The activities of users of Twitter and other social media services were recorded and analysed as part of a major project funded by the US military, in a program that covers ground similar to Facebook’s controversial experiment into how to control emotions by manipulating news feeds.
Research funded directly or indirectly by the US Department of Defense’s military research department, known as Darpa, has involved users of some of the internet’s largest destinations, including Facebook, Twitter, Pinterest and Kickstarter, for studies of social connections and how messages spread.
It should not surprise us that social media is heavily researched. It is exactly like research on our brain’s perception of body language, voice tone, eye contact, the speaker’s proximity and so on. Other research topics include our perception within groups and how it affects our emotions or decisions. I do not hear many rebel against these. They are however used by politicians to convince us or to give us a sense of confidence, same for advertisers. HR managers resort to them during job interviews to gauge certain aspects of our personalities too. It would be a shame to leave social media out of research and forgo a possibility to understand ourselves better.
It seems also natural for governments to study how misinformation spreads, how others use social media to spread their message, etc. It looks a lot like the traditional work of a Minister of Defence.

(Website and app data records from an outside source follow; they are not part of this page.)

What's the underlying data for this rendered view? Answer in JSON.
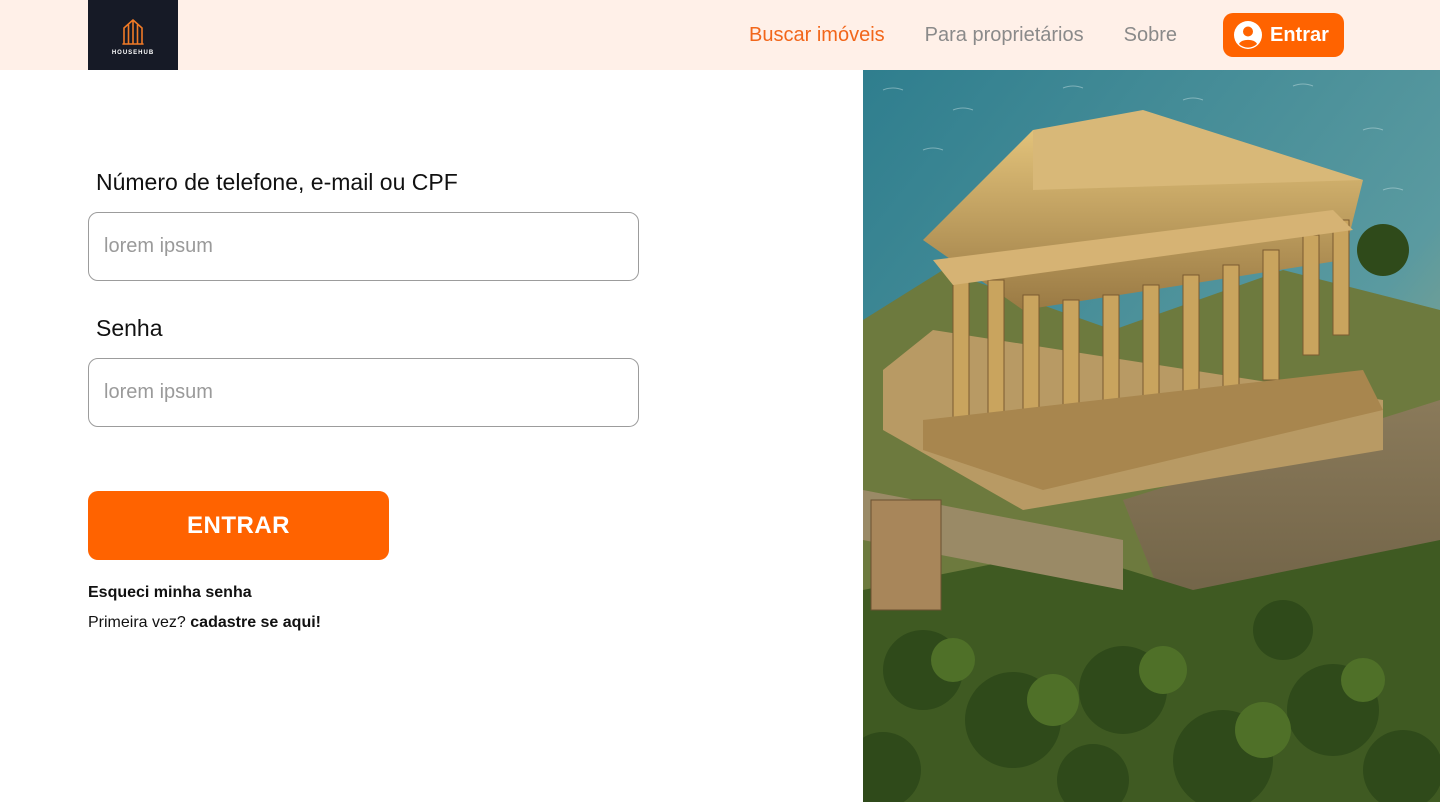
{
  "brand": {
    "name": "HOUSEHUB"
  },
  "nav": {
    "links": [
      {
        "label": "Buscar imóveis",
        "active": true
      },
      {
        "label": "Para proprietários",
        "active": false
      },
      {
        "label": "Sobre",
        "active": false
      }
    ],
    "login_label": "Entrar",
    "login_icon": "user-circle-icon"
  },
  "form": {
    "identifier_label": "Número de telefone, e-mail ou CPF",
    "identifier_placeholder": "lorem ipsum",
    "password_label": "Senha",
    "password_placeholder": "lorem ipsum",
    "submit_label": "ENTRAR",
    "forgot_label": "Esqueci minha senha",
    "first_time_text": "Primeira vez?",
    "signup_label": "cadastre se aqui!"
  },
  "hero": {
    "image": "Parthenon ruins on cliff above sea"
  },
  "colors": {
    "accent": "#ff6300",
    "header_bg": "#fff0e8",
    "logo_bg": "#161a26",
    "nav_inactive": "#8a8a8a"
  }
}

I think what shocks people is realising that algorithms are not as neutral as they thought, that they can be factored to display a certain reality and that these studies can now use real-world information instead of recreating representative study groups.